De Xin first got interested in computer science after pursuing a Diploma in Financial Business Informatics from Temasek Polytechnic. The course gave her a good understanding of e-banking and IT management and systems. She also picked up the fundamentals of web applications and programming during her time there. “I chose this course because it was popular at the time,” De Xin says. “It offered a mix of both finance and IT, and I ended up really enjoying the latter. I decided to further my studies in this area after graduating.”
De Xin wanted to go deeper in her programming knowledge and enrolled in DigiPen (Singapore) in 2014 to get a degree in computer science.
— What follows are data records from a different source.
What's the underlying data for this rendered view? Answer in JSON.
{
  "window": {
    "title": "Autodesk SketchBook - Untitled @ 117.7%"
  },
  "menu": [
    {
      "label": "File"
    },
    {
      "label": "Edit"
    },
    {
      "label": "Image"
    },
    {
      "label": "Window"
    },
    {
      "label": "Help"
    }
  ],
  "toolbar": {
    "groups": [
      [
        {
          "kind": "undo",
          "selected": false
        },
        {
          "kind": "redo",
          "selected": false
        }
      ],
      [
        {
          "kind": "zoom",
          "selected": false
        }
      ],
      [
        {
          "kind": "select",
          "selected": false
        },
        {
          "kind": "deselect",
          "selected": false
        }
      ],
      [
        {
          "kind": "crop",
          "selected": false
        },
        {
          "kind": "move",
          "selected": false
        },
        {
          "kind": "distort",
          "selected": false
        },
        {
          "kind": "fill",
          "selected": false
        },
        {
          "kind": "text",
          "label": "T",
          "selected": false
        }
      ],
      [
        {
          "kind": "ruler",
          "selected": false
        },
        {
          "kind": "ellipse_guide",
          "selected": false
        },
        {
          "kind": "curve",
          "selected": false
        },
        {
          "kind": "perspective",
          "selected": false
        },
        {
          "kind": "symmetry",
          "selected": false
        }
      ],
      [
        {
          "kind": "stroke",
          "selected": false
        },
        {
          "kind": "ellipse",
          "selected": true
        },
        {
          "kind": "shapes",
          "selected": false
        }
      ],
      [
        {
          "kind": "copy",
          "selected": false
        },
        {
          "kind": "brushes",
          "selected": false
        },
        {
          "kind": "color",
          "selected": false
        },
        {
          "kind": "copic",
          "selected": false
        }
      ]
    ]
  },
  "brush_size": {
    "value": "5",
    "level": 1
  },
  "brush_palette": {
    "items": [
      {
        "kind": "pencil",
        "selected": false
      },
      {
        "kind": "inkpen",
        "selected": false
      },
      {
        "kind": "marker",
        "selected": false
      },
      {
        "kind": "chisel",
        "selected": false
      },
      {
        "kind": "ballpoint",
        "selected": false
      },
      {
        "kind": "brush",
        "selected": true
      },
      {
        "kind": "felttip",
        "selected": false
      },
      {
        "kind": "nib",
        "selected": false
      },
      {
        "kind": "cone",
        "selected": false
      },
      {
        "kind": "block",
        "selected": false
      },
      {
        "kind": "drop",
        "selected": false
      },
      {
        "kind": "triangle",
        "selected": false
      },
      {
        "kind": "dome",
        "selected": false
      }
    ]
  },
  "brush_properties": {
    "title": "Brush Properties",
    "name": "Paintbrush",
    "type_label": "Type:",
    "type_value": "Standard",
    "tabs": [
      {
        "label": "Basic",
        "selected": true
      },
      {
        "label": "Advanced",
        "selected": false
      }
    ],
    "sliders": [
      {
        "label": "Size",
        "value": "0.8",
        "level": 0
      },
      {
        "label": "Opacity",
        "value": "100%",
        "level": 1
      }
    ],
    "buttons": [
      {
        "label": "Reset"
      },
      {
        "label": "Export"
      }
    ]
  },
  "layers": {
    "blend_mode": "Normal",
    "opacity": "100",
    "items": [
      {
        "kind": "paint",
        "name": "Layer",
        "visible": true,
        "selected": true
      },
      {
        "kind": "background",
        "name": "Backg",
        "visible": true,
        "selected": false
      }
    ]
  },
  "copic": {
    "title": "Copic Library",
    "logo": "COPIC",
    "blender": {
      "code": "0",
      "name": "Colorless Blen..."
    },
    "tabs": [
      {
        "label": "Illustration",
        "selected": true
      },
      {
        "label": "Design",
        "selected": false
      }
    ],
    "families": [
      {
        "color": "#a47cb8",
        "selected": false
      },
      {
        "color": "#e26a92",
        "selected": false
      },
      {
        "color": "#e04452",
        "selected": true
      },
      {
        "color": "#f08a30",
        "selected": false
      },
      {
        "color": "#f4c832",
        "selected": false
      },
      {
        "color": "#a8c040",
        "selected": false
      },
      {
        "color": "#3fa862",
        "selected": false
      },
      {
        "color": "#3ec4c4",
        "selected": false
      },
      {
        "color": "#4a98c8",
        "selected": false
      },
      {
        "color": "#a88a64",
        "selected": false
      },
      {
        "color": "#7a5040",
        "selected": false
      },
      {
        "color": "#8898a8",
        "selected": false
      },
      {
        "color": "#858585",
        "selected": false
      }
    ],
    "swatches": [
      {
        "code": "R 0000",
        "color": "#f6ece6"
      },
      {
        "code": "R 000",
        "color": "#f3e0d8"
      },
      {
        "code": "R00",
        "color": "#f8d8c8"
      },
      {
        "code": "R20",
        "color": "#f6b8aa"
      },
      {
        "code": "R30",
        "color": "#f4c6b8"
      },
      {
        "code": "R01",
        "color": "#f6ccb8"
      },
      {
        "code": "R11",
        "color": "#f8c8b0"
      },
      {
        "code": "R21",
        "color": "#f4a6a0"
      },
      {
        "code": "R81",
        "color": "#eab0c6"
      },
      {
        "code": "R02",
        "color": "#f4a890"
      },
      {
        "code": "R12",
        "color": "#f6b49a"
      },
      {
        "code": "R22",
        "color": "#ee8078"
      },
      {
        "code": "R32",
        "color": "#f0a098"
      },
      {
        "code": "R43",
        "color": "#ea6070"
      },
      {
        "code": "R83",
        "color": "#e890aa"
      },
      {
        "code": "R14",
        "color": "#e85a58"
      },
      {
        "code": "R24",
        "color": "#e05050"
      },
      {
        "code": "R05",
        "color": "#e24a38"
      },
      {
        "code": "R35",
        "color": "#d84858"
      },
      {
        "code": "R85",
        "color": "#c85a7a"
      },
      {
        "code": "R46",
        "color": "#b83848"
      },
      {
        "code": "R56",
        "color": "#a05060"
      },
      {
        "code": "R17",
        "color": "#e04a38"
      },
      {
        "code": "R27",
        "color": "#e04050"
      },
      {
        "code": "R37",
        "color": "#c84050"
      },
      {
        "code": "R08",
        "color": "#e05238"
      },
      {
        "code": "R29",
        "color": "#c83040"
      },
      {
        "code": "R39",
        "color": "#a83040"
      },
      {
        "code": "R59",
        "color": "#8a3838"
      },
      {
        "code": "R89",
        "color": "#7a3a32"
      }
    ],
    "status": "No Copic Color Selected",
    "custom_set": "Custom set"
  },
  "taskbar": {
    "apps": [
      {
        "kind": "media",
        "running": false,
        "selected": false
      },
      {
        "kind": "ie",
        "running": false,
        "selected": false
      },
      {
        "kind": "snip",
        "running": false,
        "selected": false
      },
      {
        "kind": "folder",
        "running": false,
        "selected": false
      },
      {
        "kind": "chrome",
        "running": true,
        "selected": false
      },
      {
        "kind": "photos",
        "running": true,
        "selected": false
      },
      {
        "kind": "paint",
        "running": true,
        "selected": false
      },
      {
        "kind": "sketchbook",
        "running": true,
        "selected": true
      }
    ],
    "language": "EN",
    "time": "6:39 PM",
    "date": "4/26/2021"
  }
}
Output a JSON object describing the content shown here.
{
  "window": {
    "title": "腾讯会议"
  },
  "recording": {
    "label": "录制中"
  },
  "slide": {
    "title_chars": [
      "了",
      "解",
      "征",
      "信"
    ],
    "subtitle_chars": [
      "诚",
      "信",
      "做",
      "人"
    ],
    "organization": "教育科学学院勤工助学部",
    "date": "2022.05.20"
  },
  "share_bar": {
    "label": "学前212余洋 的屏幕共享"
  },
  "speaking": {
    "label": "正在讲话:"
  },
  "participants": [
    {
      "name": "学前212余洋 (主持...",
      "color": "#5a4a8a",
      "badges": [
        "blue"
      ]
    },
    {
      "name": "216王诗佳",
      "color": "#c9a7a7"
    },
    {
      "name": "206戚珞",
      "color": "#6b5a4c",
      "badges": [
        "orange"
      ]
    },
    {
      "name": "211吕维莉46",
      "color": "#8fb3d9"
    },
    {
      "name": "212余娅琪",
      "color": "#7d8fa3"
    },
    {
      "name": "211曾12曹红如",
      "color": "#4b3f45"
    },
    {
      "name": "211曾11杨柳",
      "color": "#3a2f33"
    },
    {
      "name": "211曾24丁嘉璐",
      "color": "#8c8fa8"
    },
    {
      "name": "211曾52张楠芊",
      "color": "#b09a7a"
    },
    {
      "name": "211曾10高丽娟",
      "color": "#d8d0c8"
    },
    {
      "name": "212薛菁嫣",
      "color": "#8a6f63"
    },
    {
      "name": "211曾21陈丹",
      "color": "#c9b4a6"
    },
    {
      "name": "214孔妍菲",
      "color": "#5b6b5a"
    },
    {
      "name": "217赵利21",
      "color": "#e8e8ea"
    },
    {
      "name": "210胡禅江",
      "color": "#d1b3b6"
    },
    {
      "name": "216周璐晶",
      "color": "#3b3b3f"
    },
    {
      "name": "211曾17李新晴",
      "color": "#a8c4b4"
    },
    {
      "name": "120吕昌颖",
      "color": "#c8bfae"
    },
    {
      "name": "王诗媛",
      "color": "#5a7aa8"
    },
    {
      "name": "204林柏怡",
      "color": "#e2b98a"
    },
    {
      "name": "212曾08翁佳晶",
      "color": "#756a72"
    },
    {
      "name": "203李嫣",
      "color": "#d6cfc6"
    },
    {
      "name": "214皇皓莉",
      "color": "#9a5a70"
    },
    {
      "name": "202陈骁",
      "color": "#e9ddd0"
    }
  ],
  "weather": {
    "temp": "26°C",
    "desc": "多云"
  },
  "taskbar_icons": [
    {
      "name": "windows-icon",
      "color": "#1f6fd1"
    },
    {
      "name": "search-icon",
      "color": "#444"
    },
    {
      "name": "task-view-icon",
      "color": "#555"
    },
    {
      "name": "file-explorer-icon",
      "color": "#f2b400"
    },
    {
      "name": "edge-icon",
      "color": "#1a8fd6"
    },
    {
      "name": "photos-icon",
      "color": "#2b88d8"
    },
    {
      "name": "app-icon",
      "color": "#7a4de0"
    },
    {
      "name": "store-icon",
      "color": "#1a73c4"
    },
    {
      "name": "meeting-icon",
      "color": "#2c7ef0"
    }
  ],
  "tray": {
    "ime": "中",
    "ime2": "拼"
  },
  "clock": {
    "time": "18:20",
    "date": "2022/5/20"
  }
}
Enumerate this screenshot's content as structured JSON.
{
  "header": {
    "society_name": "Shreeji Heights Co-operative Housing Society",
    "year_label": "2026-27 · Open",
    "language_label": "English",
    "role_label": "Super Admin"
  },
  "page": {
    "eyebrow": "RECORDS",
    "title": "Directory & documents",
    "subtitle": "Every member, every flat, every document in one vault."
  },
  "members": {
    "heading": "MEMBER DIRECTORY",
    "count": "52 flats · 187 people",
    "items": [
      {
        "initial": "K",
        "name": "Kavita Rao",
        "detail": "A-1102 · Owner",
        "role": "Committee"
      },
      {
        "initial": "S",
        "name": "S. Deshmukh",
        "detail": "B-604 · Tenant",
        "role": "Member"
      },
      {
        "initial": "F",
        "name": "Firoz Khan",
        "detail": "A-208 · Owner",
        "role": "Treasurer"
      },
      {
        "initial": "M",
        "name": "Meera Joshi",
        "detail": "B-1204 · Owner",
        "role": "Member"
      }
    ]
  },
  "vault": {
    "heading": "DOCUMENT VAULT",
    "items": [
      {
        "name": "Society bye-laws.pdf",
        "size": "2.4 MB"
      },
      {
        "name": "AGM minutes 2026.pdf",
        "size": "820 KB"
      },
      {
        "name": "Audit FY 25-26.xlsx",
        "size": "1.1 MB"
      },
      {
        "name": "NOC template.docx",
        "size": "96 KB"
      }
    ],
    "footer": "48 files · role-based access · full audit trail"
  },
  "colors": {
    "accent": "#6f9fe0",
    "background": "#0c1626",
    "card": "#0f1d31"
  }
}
She applied for a full-time job at Acronis after graduating, having heard good things about the company from her classmates. Acronis is a global leader in cyber protection that was founded in Singapore in 2003. They offer a wide range of innovative cyber protection solutions, combining traditional data protection with cybersecurity to combat modern threats for both personal usage and business or commercial use. “I was attracted to the fast pace of work at Acronis and had heard that there are many opportunities to grow there,” De Xin says. “I was drawn to the challenge and I love being able to constantly learn new things, so it is a good fit for me.”
Since Acronis presents solutions to protect the digital world from ever-evolving cyber threats, De Xin has also had to familiarize herself with the ins and outs of cybersecurity. In her free time, she reads up on encryption technology and NoSQL databases as part of research for her projects. Despite having little prior experience in these fields, De Xin is not daunted by the steep learning curve. She is used to challenging herself and taking the initiative to find solutions. Whenever De Xin faces difficult tasks at work, she will do research and try multiple ways of solving the problem until she finds a solution. This process is similar to what she practiced during her undergraduate days when she worked on projects and assignments, and it’s what fuels her resourcefulness at work.
When asked about what she enjoys most about her job, De Xin says: “The technology sector is ever-changing. The bugs and issues that one faces while doing software development are never the same. This is what makes the field interesting, and it never gets boring.” She hopes that more people — especially women — will be open to exploring the world of computer science, and she encourages others to take the leap where they can. “You’ll never know whether you like it or not unless you try,” De Xin adds.